* [ACTIVITY]: All lines below containing "Accept" are to be listed.

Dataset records

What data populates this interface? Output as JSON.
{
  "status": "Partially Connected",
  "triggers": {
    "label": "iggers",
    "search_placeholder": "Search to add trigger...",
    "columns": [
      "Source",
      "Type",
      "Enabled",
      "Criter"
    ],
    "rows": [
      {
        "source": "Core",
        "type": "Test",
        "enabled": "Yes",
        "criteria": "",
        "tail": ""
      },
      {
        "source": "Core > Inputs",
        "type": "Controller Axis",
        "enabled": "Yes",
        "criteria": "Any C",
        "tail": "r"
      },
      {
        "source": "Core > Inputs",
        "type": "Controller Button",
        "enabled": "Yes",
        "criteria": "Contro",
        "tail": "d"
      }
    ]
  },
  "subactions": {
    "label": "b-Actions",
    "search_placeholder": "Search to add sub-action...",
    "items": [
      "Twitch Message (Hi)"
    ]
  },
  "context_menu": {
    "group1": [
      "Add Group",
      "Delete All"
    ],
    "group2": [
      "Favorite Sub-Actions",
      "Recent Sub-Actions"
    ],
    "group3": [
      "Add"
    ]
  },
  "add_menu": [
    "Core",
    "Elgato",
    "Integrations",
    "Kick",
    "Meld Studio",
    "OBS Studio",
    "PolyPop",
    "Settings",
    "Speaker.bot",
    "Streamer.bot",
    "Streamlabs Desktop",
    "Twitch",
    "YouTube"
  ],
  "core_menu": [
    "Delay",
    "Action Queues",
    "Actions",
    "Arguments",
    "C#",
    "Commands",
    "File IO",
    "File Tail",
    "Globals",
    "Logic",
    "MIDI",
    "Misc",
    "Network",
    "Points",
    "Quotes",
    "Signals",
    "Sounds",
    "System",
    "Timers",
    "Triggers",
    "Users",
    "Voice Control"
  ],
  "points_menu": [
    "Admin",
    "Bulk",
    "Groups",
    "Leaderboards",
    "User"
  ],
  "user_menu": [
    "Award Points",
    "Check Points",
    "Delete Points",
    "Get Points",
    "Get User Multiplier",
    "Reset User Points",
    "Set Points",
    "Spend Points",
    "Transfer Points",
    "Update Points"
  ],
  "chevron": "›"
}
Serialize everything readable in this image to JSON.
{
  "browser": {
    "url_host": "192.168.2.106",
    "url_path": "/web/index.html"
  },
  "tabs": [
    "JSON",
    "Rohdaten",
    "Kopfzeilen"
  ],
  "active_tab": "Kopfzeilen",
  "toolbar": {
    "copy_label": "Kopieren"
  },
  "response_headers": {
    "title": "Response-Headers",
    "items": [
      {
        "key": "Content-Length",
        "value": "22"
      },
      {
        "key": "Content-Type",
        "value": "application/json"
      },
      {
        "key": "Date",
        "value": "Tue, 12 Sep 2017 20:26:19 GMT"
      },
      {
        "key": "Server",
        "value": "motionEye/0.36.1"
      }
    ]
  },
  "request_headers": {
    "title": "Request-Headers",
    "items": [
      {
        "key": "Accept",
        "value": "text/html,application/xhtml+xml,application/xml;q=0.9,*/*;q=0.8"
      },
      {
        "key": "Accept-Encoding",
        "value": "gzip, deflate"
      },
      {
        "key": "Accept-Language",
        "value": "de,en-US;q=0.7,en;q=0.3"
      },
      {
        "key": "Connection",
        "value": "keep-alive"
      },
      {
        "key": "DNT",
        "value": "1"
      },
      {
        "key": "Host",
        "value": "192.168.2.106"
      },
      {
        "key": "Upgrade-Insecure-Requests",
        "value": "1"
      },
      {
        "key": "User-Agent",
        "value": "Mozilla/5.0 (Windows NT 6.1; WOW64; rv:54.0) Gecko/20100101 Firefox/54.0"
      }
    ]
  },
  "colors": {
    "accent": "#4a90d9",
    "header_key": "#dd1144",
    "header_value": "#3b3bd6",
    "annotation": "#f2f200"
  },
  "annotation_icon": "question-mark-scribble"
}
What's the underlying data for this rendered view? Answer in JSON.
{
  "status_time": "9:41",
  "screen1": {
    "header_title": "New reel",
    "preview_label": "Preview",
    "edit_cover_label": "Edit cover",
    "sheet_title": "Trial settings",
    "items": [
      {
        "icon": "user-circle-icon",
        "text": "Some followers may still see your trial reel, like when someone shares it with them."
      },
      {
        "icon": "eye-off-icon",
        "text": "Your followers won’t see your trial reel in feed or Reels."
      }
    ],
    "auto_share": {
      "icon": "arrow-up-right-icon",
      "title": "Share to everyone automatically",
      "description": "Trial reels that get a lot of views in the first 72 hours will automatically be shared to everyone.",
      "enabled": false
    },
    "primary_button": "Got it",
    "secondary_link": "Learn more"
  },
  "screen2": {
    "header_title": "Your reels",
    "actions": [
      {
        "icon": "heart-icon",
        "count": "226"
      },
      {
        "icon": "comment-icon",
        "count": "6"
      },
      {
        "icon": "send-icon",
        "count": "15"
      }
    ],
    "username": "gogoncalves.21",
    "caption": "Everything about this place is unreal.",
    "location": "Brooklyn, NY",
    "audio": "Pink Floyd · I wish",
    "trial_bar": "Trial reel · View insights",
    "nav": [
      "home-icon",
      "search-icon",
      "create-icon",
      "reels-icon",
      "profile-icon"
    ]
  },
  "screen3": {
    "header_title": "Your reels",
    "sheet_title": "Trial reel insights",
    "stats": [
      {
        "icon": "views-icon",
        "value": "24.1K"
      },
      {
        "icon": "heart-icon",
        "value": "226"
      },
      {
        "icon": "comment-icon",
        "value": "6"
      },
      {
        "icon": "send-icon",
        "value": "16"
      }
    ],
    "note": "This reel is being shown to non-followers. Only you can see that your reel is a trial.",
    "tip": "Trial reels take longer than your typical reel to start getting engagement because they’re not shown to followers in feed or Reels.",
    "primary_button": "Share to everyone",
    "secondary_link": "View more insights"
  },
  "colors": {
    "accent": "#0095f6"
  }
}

* [ANSWER FOR THE TASK]:
        "key": "Accept",
        "key": "Accept-Encoding",
        "key": "Accept-Language",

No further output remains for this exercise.